In the last few months the media has reported a storm of negative coverage with the eye of the hurricane centred on that well-known square mile of land in East London. We have seen everything from corruption in the form of the Barclays Libor scandal to IT technical faults that affected thousands of RBS and NatWest customers. This brings into question the future of banking as we know it and we are likely to see increasing competition in the alternatives sector. Bank lending has shrunk by 17% over the past four years, in the months to May lending collapsed by £3 billion. SMEs are the key to economic growth, they account for nearly half the UK’s GDP and employs 60% of its workforce. Below are five alternatives to traditional bank finance, that have sprung up in the last few years, which specialise in individual services that raise and deploy capital in new exciting ways that use the most recent clever technology.
- Peer-to-peer lending
Online peer-to-peer lending services allow individuals to lend money directly to SMEs. P2P lending is a type of financial transaction that occurs directly between individuals without the need for the intermediation of a traditional financial institution. Person-to-person lending is for the most part a for-profit activity.
Peer-to-peer lenders like Funding Circle operate an online marketplace where people can directly lend to creditworthy small businesses. Funding Circle enables private investors to receive high, stable returns, and businesses to obtain low cost finance to grow and develop.
Originally crowdfunding used to focus primarily on social ventures and creative industries, however the idea of gaining finance from a number of individuals has now entered the mainstream. There are two types of crowdfunding, equity and debt finance. Debt finance crowdfunding is more akin to peer-to-peer investment where startups can raise funds by accepting loans that they set from “armchair” lenders. Equity crowdfunding is essentially receiving funding from many different small investors in return for tiny portions of equity.
Online crowdfunding facilitators like Crowdcube gives investors the chance to buy micro-sized slices of equity in start-ups. While it can take a while to secure funds, crowdfunding has the benefit of giving SMEs access to a pool of expertise in the shape of their investors.
- Invoice finance
Invoice finance is an asset based working capital solution that allows small businesses, to get cash that they are due from their customer immediately, rather than waiting 30, 60 or 90 days. It is a means of freeing up capital tied up in invoices with long remittance terms. Recently, factoring and invoice discounting, both forms of invoice finance, have become a major source of working capital. Factoring is a viable solution for late payments; this form of invoice finance converts unpaid or late paid invoices into cash; ultimately raising money on outstanding invoices and advancing cash quickly against them. However there are ongoing monthly service fees that are payable regardless of whether funding was required that month. In addition factoring means that the factor will manage your sales ledger and chase invoices on your behalf. For those who prefer to stay in control of their cash flow and credit management and sell only the invoices they choose to rather than have to sell them all there is an alternative and cheaper solution.

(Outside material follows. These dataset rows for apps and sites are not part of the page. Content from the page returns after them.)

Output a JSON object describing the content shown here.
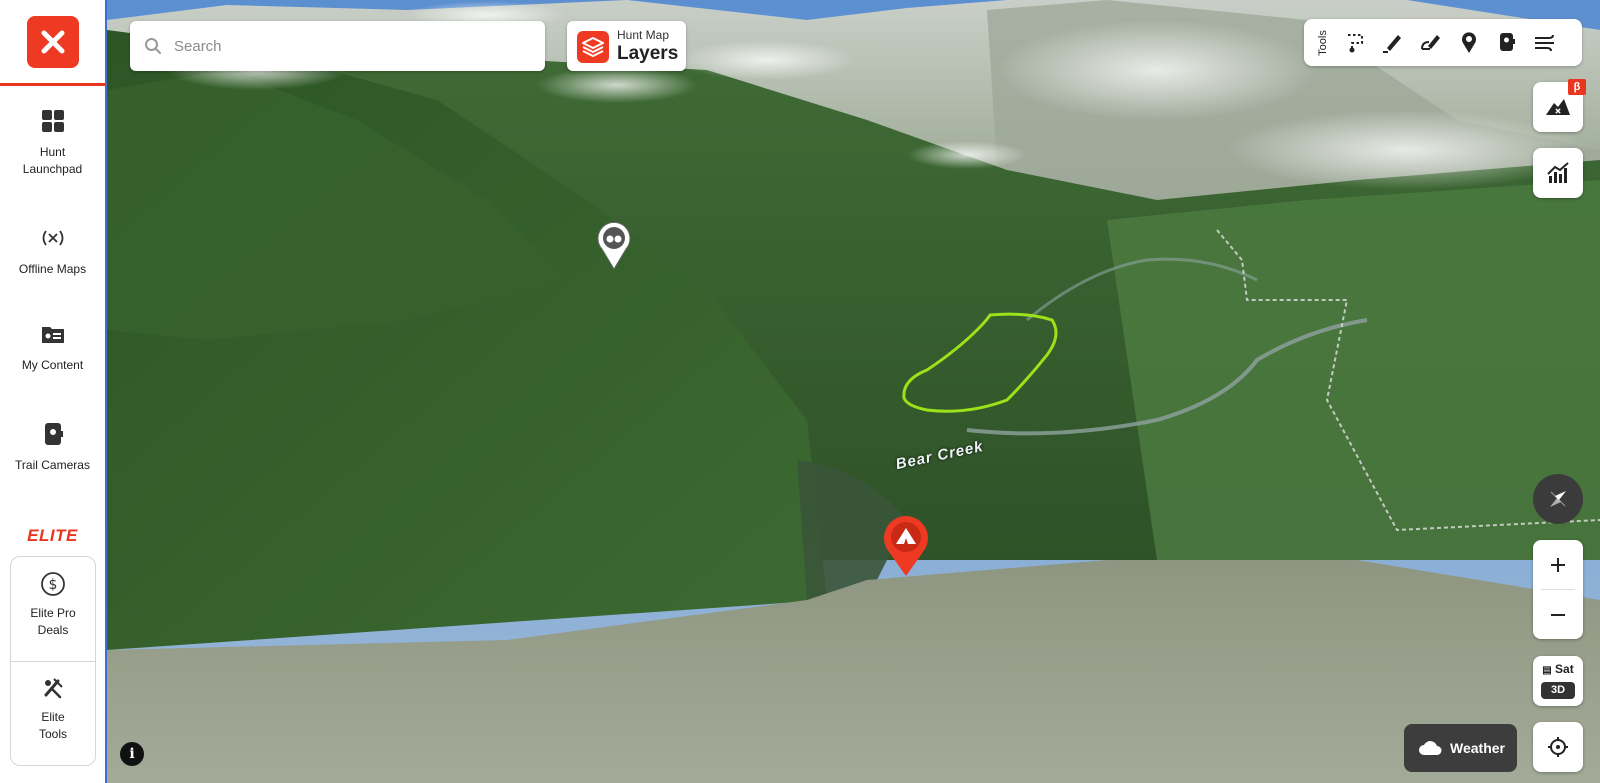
{
  "sidebar": {
    "close_icon": "close-x-icon",
    "items": [
      {
        "label_line1": "Hunt",
        "label_line2": "Launchpad",
        "icon": "grid-icon"
      },
      {
        "label": "Offline Maps",
        "icon": "broadcast-icon"
      },
      {
        "label": "My Content",
        "icon": "folder-card-icon"
      },
      {
        "label": "Trail Cameras",
        "icon": "trail-camera-icon"
      }
    ],
    "elite_label": "ELITE",
    "elite_items": [
      {
        "label_line1": "Elite Pro",
        "label_line2": "Deals",
        "icon": "dollar-circle-icon"
      },
      {
        "label_line1": "Elite",
        "label_line2": "Tools",
        "icon": "tools-icon"
      }
    ]
  },
  "search": {
    "placeholder": "Search"
  },
  "layers": {
    "subtitle": "Hunt Map",
    "title": "Layers"
  },
  "tools": {
    "label": "Tools"
  },
  "map": {
    "creek_label": "Bear Creek",
    "accent_color": "#ee3a22",
    "boundary_color": "#9be21a"
  },
  "controls": {
    "beta_badge": "β",
    "sat_label": "Sat",
    "view_mode": "3D",
    "weather_label": "Weather",
    "info_label": "i"
  }
}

MarketInvoice is an innovative online marketplace for invoices that enables UK businesses to raise short-term finance or improve cash flow by enabling them to ‘sell’ invoices raised, to investors via online auction.

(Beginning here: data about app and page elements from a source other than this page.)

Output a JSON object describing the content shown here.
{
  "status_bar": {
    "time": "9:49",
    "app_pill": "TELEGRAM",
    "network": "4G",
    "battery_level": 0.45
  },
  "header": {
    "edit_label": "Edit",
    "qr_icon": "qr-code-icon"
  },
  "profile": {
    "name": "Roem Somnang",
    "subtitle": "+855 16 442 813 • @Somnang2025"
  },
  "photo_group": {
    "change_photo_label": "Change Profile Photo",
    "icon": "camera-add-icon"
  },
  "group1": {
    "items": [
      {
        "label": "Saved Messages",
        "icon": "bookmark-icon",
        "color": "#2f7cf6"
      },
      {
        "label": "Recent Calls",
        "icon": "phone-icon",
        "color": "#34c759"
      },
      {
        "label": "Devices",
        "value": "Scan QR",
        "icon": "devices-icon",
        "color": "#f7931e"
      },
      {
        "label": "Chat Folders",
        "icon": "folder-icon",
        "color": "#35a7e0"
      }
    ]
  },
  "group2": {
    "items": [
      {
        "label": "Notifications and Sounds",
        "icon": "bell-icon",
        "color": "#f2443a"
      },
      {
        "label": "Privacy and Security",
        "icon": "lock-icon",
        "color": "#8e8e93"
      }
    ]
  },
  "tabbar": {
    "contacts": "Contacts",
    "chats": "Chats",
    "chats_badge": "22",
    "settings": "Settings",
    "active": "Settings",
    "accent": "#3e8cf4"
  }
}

- Angel Investors
An angel investor or angel (also known as a business angel) is a high net-worth individual who provides capital for business start-ups, usually in exchange for convertible debt or equity. A small but increasing number of angel investors organise themselves into angel groups or angel networks to share research and pool their investment capital. An example is the UK Angel Capital Group.
- Community Development Finance Institutions
Community Development Finance Institutions or CDFIs provide finance, via interest-free or low-interest loans, to individuals, micro enterprises and small businesses that require only a small amount of capital and can’t obtain it from banks or other traditional lenders. Funding can be from £50 to £1 million. The Community Development Finance Association (CDFA) is a not for profit umbrella organisation for CDFIs that supports the development of a thriving and sustainable community development finance sector that provides finance for disadvantaged and underserved communities.
A force-for-good in the alternative finance community is the Next Generation Finance Consortium. An umbrella organisation founded by 8 progressive-thinking companies, which offer a full range of opportunities from crowdfunding to invoice finance, the NGFC is a new private-led initiative to create a platform where entrepreneurs can find alternative sources of funding for their high growth businesses. The NGFC also aims to liaise with Government bodies and other organisations to lobby for support on key issues relating to SME finance.
There is no silver bullet to solve the SME liquidity problem, even in the sphere of alternative finance there are so many options that a start-up may want to consider. From P2P lending, to debt-for-equity and, of course, invoice finance, SMEs will need to look at their business model and see how they can work with non-traditional bank lending. And for struggling entrepreneurs there is an alternative to bankruptcy in the form of an IVA. Read on for IVA advice.